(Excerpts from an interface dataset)
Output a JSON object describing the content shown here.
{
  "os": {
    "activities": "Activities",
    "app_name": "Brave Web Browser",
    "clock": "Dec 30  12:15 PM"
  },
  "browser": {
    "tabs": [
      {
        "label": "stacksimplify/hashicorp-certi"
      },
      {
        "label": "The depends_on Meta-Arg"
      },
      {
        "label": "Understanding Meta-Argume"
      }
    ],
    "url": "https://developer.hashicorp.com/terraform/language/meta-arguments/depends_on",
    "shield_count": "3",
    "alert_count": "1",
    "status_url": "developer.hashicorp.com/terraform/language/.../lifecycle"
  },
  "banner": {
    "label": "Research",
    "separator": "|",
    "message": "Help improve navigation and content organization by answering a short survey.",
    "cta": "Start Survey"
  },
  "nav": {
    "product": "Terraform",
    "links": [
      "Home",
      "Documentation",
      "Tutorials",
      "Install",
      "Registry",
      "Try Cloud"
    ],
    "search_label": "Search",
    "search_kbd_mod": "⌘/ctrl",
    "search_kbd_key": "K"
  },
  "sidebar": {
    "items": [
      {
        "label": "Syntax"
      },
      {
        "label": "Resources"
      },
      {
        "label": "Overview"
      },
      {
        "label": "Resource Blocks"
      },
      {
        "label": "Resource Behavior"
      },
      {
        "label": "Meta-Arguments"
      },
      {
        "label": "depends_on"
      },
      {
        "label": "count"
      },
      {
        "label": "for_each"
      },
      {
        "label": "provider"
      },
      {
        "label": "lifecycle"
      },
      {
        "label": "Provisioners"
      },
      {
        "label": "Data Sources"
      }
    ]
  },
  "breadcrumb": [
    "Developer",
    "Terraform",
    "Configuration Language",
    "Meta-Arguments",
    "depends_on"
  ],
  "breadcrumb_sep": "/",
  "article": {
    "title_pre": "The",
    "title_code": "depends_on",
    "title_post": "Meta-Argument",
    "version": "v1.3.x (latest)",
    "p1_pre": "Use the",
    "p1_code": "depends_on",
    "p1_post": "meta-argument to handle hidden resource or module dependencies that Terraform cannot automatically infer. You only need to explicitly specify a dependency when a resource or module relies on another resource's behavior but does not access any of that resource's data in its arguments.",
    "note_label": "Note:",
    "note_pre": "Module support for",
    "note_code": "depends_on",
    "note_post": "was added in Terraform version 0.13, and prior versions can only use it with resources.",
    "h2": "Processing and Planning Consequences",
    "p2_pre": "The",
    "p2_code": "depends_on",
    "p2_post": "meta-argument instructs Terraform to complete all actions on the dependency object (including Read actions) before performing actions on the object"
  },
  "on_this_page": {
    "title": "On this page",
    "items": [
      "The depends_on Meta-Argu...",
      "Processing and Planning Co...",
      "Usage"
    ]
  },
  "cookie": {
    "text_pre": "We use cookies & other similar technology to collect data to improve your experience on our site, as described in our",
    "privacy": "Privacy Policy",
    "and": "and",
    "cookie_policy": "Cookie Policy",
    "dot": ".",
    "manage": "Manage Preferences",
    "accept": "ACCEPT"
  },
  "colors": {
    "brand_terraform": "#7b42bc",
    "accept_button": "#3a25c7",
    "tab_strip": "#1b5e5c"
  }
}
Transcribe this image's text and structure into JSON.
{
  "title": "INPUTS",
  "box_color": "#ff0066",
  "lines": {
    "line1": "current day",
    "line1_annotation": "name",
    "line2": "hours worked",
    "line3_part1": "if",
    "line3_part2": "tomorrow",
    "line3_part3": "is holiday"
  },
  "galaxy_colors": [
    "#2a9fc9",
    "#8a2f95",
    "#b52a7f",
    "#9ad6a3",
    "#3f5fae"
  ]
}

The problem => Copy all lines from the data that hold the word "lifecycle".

Exercise answer =>
    "status_url": "developer.hashicorp.com/terraform/language/.../lifecycle"
        "label": "lifecycle"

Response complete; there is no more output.